**** Data for the task
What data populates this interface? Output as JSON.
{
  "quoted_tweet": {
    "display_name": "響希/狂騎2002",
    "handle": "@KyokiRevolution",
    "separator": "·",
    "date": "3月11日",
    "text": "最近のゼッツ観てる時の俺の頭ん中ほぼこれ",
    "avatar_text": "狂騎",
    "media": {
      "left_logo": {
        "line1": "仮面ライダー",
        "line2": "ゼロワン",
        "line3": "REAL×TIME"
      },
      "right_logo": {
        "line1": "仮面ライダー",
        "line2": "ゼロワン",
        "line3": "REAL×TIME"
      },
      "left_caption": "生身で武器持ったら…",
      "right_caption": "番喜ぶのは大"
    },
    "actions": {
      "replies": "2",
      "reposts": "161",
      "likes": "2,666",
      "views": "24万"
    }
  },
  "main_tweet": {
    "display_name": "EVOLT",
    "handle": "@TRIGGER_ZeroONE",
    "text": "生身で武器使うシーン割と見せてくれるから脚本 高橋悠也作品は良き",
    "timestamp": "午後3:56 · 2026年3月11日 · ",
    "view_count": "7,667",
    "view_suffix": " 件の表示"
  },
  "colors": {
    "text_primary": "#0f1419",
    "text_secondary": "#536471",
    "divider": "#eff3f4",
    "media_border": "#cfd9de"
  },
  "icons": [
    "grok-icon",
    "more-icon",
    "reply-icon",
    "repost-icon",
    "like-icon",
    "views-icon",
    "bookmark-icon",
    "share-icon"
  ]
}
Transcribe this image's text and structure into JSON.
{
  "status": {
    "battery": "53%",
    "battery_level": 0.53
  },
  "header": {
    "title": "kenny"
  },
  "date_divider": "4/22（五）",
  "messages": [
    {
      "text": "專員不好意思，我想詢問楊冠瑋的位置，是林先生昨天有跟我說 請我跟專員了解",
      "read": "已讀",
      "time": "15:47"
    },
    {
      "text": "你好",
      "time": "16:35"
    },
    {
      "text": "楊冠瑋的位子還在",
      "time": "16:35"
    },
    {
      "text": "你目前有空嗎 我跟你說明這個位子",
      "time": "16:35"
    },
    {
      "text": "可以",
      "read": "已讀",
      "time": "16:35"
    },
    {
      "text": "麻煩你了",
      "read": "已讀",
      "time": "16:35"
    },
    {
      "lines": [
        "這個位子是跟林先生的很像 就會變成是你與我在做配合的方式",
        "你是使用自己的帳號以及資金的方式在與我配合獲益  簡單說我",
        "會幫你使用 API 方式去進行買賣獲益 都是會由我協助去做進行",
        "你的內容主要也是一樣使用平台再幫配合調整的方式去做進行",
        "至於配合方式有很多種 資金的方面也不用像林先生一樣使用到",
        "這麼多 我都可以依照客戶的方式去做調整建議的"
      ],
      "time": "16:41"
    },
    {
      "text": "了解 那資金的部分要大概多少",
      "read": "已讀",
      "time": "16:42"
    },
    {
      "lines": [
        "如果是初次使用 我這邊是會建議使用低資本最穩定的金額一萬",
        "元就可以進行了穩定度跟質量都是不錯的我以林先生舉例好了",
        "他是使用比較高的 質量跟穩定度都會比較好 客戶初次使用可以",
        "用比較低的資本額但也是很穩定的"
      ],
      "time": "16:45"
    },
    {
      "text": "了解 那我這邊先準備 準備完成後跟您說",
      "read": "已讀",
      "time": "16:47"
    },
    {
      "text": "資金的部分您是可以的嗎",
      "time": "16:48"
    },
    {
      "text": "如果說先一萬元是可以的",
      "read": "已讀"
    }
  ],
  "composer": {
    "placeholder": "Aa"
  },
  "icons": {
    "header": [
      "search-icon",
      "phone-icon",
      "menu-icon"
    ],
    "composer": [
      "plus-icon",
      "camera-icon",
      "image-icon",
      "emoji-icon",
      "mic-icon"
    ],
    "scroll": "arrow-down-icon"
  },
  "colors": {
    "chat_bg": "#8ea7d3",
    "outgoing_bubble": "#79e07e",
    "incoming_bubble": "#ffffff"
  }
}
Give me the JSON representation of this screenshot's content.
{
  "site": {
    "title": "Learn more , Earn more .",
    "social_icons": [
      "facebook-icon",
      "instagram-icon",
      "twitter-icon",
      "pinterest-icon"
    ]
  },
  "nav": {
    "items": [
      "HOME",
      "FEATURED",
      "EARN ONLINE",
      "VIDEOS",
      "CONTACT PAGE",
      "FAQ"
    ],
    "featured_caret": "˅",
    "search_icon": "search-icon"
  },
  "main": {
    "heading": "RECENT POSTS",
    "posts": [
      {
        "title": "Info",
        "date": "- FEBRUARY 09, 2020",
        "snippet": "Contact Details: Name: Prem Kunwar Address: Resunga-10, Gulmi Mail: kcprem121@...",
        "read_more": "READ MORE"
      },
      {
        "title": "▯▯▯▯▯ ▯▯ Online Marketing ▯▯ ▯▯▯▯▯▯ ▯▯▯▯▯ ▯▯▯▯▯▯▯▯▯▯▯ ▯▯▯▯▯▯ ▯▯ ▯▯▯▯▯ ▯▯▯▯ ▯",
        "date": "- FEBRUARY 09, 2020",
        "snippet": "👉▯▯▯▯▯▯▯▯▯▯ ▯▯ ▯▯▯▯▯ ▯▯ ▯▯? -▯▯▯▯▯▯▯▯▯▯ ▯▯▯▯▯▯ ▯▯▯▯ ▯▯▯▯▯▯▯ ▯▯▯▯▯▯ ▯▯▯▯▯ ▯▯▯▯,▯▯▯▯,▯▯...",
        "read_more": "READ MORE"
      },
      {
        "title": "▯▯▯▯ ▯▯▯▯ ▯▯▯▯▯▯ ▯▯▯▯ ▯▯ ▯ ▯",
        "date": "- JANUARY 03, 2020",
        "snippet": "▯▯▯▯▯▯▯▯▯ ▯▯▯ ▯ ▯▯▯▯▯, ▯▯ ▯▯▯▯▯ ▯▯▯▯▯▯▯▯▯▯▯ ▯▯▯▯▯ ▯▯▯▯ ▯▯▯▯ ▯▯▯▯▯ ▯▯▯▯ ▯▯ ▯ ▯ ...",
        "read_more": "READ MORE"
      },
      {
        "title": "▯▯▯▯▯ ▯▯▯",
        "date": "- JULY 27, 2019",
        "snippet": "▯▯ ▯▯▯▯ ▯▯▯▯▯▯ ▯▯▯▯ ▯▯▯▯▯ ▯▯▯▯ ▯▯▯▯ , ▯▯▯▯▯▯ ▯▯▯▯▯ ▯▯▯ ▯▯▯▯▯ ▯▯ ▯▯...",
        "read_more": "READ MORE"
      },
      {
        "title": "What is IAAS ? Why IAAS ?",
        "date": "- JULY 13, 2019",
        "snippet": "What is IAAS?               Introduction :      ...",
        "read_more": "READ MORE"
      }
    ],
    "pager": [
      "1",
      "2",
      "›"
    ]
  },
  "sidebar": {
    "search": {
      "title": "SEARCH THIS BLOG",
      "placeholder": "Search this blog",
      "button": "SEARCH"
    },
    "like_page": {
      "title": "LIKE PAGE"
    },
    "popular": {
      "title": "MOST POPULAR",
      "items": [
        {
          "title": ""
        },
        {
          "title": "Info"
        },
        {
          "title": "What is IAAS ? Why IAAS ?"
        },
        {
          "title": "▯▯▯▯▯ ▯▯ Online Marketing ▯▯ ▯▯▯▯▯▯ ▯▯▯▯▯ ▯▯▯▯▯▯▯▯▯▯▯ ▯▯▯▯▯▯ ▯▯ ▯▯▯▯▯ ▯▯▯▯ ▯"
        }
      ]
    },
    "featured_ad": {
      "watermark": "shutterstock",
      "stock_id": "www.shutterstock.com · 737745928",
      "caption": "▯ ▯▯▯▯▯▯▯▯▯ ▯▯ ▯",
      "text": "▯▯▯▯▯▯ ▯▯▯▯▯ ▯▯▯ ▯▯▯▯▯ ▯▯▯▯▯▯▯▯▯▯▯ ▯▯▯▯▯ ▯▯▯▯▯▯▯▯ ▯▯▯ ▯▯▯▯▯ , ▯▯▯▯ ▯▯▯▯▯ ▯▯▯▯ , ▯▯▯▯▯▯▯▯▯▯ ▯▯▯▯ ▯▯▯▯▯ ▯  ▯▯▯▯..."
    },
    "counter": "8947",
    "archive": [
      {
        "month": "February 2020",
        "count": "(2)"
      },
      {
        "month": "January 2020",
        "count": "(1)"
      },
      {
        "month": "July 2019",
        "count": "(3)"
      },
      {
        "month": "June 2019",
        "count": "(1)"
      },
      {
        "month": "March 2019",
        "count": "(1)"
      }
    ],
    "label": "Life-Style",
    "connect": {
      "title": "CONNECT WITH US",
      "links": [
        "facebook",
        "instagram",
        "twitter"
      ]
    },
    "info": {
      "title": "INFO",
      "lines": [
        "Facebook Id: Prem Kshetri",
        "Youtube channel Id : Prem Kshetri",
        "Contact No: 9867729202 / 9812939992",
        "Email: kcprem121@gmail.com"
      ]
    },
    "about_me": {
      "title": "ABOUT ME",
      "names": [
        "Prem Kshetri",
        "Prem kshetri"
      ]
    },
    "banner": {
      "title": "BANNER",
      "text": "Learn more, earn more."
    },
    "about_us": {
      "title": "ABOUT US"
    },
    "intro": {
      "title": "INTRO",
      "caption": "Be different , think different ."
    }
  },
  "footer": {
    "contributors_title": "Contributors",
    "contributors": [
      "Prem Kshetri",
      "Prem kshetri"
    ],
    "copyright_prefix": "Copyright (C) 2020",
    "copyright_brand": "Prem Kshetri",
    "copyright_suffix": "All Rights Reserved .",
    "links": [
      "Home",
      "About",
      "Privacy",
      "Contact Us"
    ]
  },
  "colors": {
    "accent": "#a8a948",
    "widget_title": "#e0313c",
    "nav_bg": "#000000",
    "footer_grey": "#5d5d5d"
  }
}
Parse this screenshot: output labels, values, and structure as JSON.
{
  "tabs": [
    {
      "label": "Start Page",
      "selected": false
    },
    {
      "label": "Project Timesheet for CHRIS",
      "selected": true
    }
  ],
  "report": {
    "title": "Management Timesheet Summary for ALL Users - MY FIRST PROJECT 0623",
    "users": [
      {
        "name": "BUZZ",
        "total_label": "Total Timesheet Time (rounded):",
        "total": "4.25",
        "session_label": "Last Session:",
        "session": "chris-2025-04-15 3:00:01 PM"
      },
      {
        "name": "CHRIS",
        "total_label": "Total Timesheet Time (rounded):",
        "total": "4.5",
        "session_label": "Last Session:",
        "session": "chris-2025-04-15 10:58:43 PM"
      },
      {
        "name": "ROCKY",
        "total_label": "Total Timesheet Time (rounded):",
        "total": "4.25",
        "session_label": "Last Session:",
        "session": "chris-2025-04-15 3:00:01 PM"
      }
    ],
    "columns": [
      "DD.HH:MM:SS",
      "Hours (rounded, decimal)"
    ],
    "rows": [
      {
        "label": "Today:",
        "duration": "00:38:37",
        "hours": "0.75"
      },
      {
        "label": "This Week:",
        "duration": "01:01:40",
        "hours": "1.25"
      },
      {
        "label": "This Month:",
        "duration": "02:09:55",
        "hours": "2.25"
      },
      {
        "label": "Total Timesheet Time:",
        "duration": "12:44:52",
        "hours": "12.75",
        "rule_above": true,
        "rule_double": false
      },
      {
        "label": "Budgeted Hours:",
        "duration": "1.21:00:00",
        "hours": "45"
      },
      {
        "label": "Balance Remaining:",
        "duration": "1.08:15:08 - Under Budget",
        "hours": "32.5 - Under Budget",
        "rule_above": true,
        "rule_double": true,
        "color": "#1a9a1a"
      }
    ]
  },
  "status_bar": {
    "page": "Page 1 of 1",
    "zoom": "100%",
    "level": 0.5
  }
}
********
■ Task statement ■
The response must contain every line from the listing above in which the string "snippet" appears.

■ Expected output ■
        "snippet": "Contact Details: Name: Prem Kunwar Address: Resunga-10, Gulmi Mail: kcprem121@...",
        "snippet": "👉▯▯▯▯▯▯▯▯▯▯ ▯▯ ▯▯▯▯▯ ▯▯ ▯▯? -▯▯▯▯▯▯▯▯▯▯ ▯▯▯▯▯▯ ▯▯▯▯ ▯▯▯▯▯▯▯ ▯▯▯▯▯▯ ▯▯▯▯▯ ▯▯▯▯,▯▯▯▯,▯▯...",
        "snippet": "▯▯▯▯▯▯▯▯▯ ▯▯▯ ▯ ▯▯▯▯▯, ▯▯ ▯▯▯▯▯ ▯▯▯▯▯▯▯▯▯▯▯ ▯▯▯▯▯ ▯▯▯▯ ▯▯▯▯ ▯▯▯▯▯ ▯▯▯▯ ▯▯ ▯ ▯ ...",
        "snippet": "▯▯ ▯▯▯▯ ▯▯▯▯▯▯ ▯▯▯▯ ▯▯▯▯▯ ▯▯▯▯ ▯▯▯▯ , ▯▯▯▯▯▯ ▯▯▯▯▯ ▯▯▯ ▯▯▯▯▯ ▯▯ ▯▯...",
        "snippet": "What is IAAS?               Introduction :      ...",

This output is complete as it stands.